Since he can make arrangements with God, Tartuffe allows Orgon to be tyrannical with impunity. Orgon’s family convinces the pater familias to hide under the table so he can hear and see his “frère,” as he calls Tartuffe, attempt to seduce his wife Elmire. So Orgon crouches under the table shielded by the tablecloth, a makeshift curtain, and, to his profound dismay, he learns the truth. He is so surprised that he has difficulty rescuing his poor wife.
Orgon has therefore learned the truth, but too late. Monsieur Loyal, beautifully depicted by Edmond Geffroy (20 July 1804 – 1895), an artist, actor, and member (sociétaire) of the Comédie-Française, is at the door ready to collect all of Orgon’s possessions Tartuffe has appropriated. Fortunately, a “Prince,” has seen the truth so Tartuffe, not Orgon, is arrested by l’Exempt. This allows members of Orgon’s family and servants (zanni) to be reunited at the end of the play.
- Casuistry, or how to sin without sinning (5 March 2012)
- Northrop Frye’s Anatomy of Criticism: an inspiration (7 January 2012)
Sources and Resources
- Anatomy of Criticism, by Northrop Frye
- Le Tartuffe is a Gutenberg Project publication [EBook #28488] EN
- Tout Molière http://www.toutmoliere.net/IMG/pdf/tartuffe.pdf FR
- Tammy Grimes as Elmire (1977), costume by Zack Brown
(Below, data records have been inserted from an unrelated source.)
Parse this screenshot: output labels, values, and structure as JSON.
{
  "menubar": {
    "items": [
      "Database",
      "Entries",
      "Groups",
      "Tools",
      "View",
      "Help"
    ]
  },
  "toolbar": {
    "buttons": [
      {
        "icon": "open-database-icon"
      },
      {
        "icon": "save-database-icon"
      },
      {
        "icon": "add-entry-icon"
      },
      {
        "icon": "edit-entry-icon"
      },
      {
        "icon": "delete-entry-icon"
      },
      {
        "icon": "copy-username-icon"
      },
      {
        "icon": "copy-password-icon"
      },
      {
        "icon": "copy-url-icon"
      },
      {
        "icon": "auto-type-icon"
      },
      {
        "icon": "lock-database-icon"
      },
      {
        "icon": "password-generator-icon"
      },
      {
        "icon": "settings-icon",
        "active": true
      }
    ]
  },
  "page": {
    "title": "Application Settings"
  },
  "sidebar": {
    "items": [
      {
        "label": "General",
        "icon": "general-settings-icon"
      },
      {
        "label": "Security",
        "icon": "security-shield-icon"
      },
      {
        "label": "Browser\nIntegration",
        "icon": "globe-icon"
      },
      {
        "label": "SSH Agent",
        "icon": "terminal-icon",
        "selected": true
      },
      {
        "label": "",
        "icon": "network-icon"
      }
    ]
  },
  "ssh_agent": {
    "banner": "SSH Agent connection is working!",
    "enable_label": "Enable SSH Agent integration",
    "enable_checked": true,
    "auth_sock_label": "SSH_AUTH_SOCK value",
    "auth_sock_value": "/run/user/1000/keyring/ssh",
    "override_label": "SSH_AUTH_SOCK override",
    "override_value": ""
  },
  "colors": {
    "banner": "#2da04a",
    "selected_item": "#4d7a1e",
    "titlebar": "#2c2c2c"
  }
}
- Jacobus Buys‘ print is available from Amazon.com
Northrop Frye, CC, FRSC (14 July 1912 – 23 January 1991) was born in Sherbrooke, Quebec. He was raised in New Brunswick, studied in Toronto (Victoria College, University of Toronto) and at Oxford (Merton College). He became a minister in the United Church, and then spent most of his life teaching at the University of Toronto (Victoria College), where he was an inspiration to his students as he has been to me.
He wrote his thesis on William Blake (28 November 1757 – 12 August 1827), one of English literature’s most fascinating figures. Entitled Fearful Symmetry, Frye’s thesis was published in 1947, but he has published numerous other studies, all of which are listed in Wikipedia’s entry on Northrop Frye.
[i] Northrop Frye, Anatomy of Criticism (Princeton, NJ: Princeton, 1973 ).
[ii] See Commedia dell’arte, Wikipedia.
[iii] “commedia erudita.” Encyclopædia Britannica. Encyclopædia Britannica Online. Encyclopædia Britannica Inc., 2014. Web. 21 Jul. 2014. <http://www.britannica.com/EBchecked/top/127767/commedia-erudita>.
[iv] Frye, op. cit., p. 15.
[v] Frye, op. cit., p. 41.